We’re taking a preemptive strike:

— Mayor Bill de Blasio (@NYCMayor) December 6, 2021

The mandate affects all New York City private employers “across the board,” De Blasio says. It will start on December 27, just four days before he leaves office.

The mandate has a second rule, too: Children ages 5 to 11 will now also be required to show proof of vaccination to enter restaurants, gyms, movie theaters, and other venues. For now, they’ll only have to show proof of one dose. However, it will apply to “high-risk” extracurricular activities like sports, band, and dance, and the requirement begins on December 14.

The mayor’s legal authority to mandate vaccines in private businesses is up for debate, especially given that President Biden’s federal mandate for larger employers is on pause until the courts can rule on it. The mayor’s office says Biden’s mandate is different because it’s through OSHA, via an Emergency Temporary Standard, while New York’s will be through the city’s own health commissioner.

It’s a legal question that Mayor-elect Eric Adams will now inherit on January 1, regardless.

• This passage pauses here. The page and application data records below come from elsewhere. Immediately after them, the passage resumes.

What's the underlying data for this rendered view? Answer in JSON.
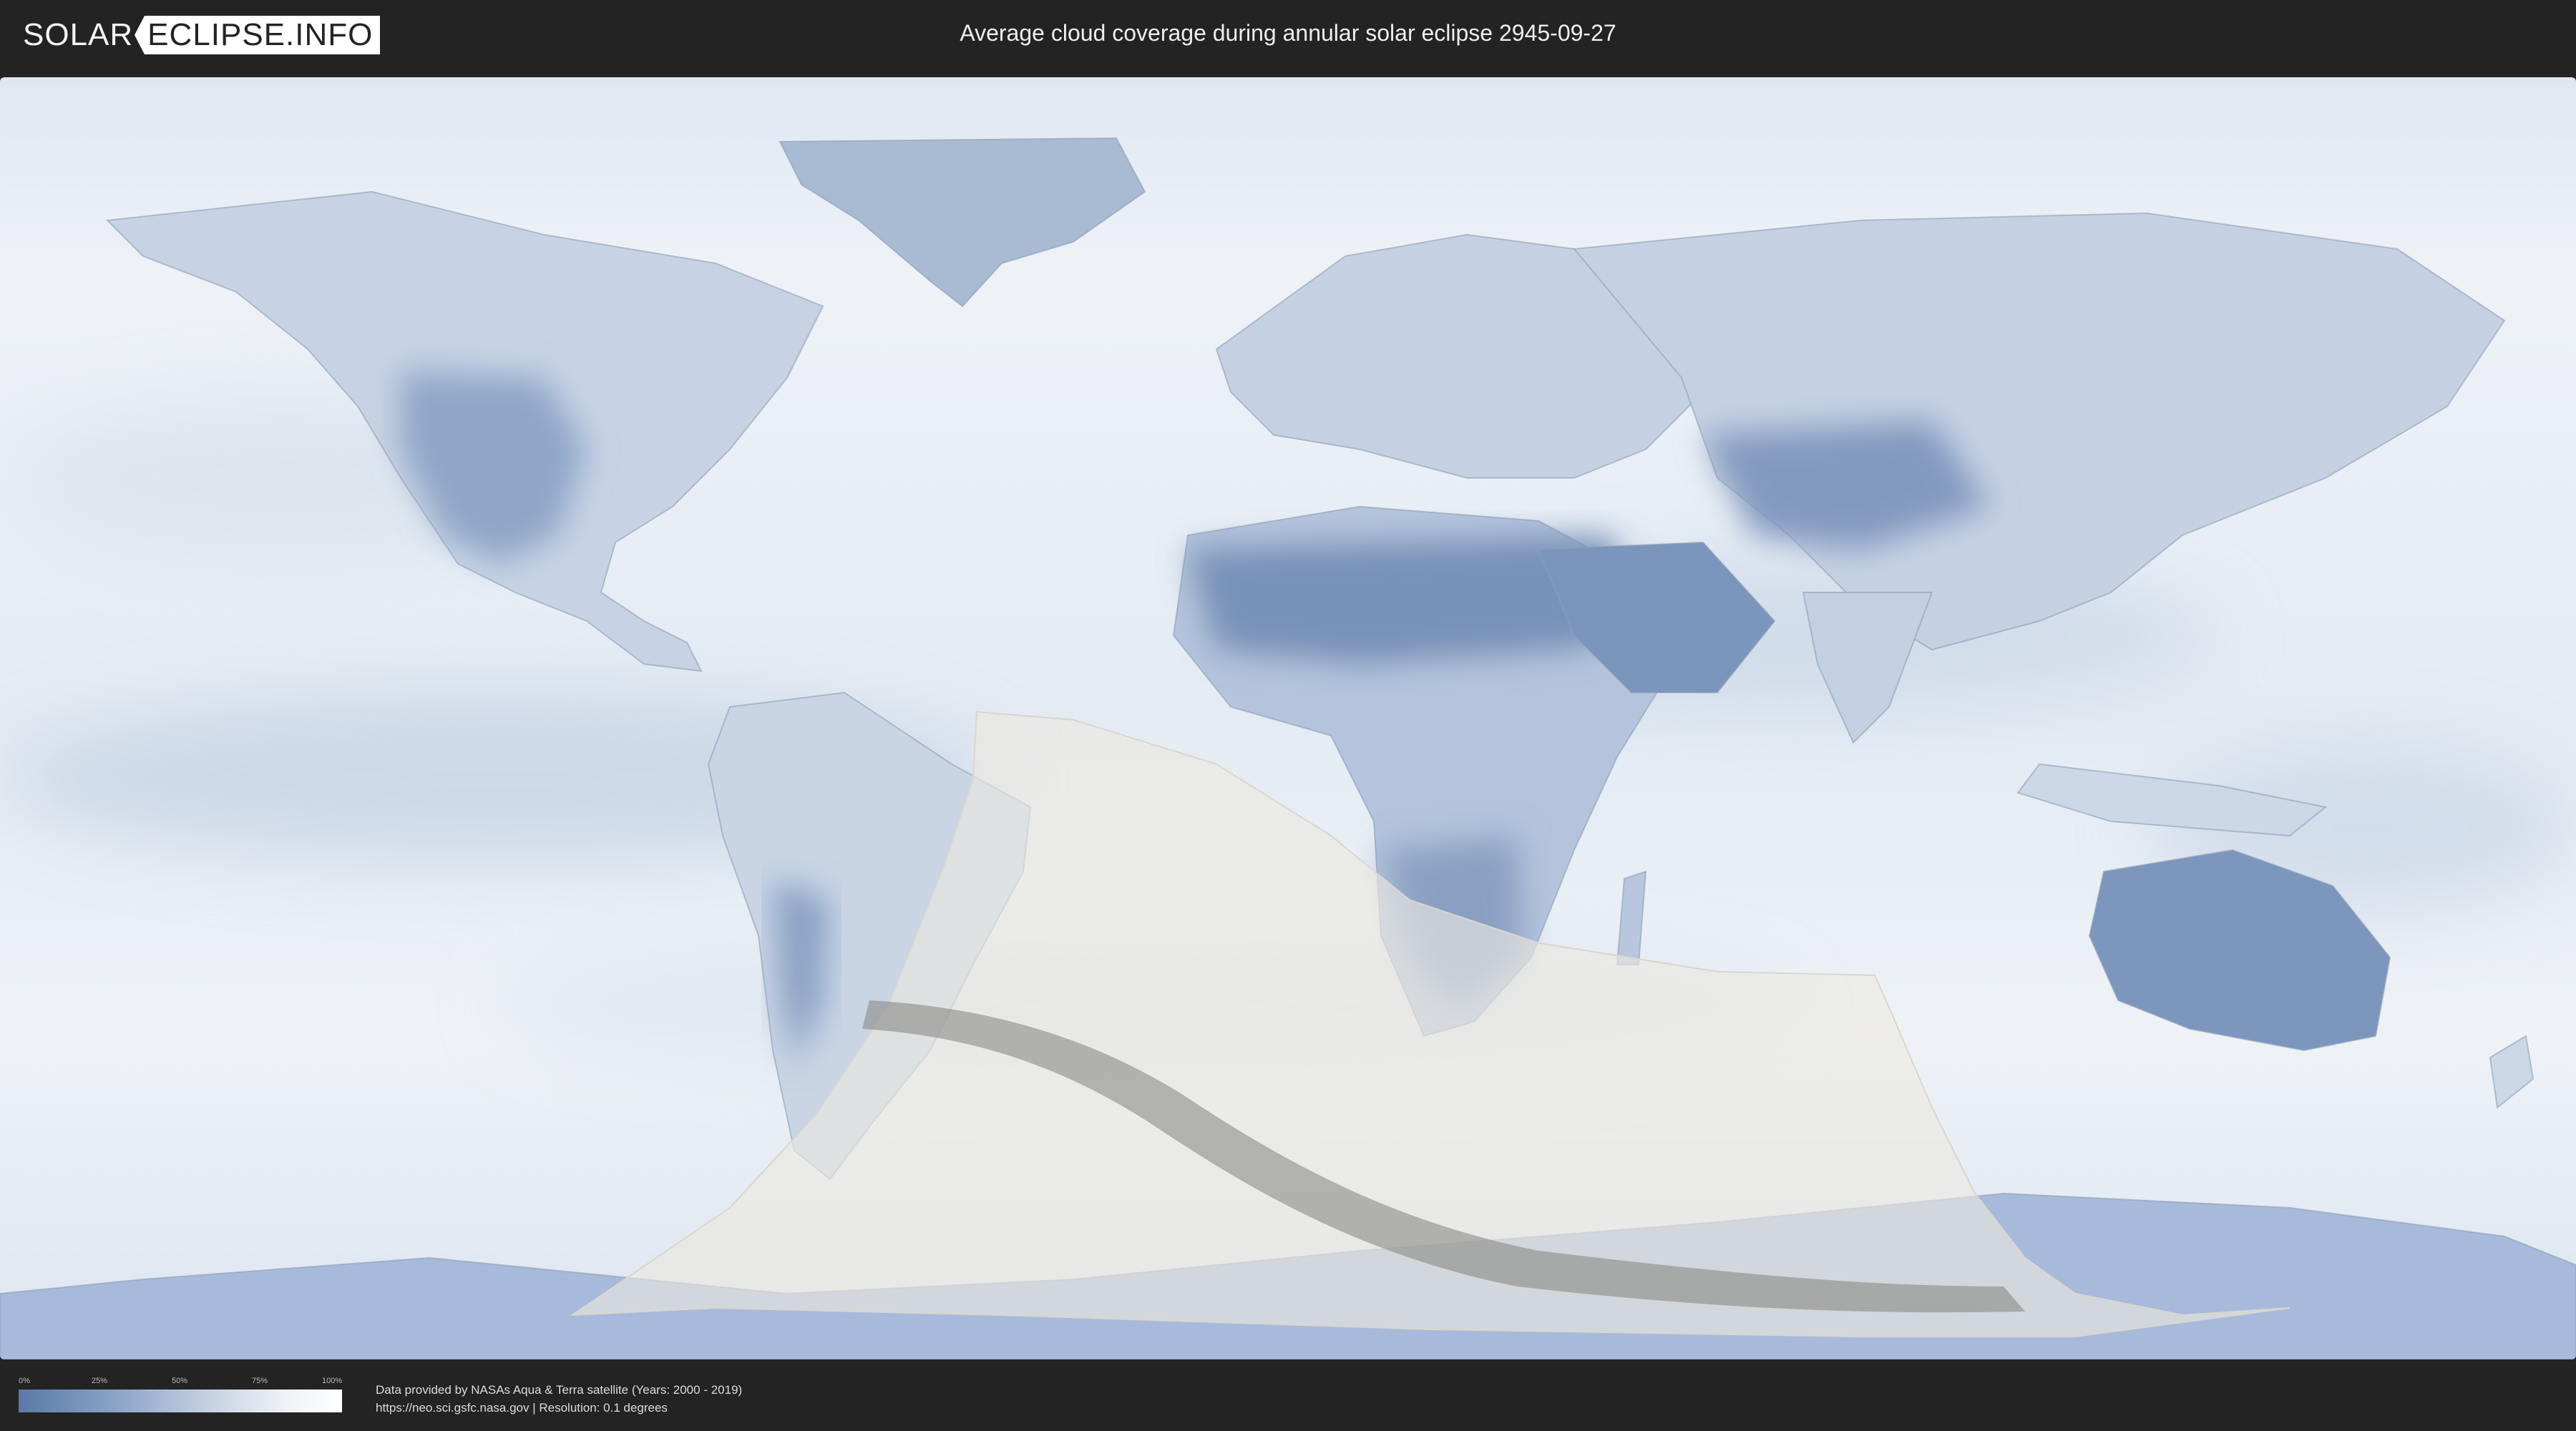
{
  "header": {
    "logo_left": "SOLAR",
    "logo_right": "ECLIPSE.INFO",
    "title": "Average cloud coverage during annular solar eclipse 2945-09-27"
  },
  "legend": {
    "ticks": [
      "0%",
      "25%",
      "50%",
      "75%",
      "100%"
    ],
    "colors": {
      "low": "#5a79a8",
      "high": "#ffffff"
    }
  },
  "footer": {
    "credit_line1": "Data provided by NASAs Aqua & Terra satellite (Years: 2000 - 2019)",
    "credit_line2": "https://neo.sci.gsfc.nasa.gov | Resolution: 0.1 degrees"
  },
  "map": {
    "type": "cloud-coverage-world-map",
    "colors": {
      "ocean_cloud": "#e6ecf3",
      "land_low_cloud": "#7d95bb",
      "eclipse_region": "#e9e6df",
      "central_path": "#8a8a86"
    }
  }
}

Adams is in Ghana until Wednesday, but he’s reportedly been made aware of the mandate, and De Blasio adds, Adams has been informed that “urgent threats [are] facing our city, and it’s the mayor’s job to protect New Yorkers.”

A spokesperson for Adams released a statement nonetheless that definitely falls short of an unqualified endorsement. “The Mayor-elect will evaluate this mandate and other COVID strategies when he is in office,” it said, “and make determinations based on science, efficacy, and the advice of health professionals.”

In other words, stay tuned. . . .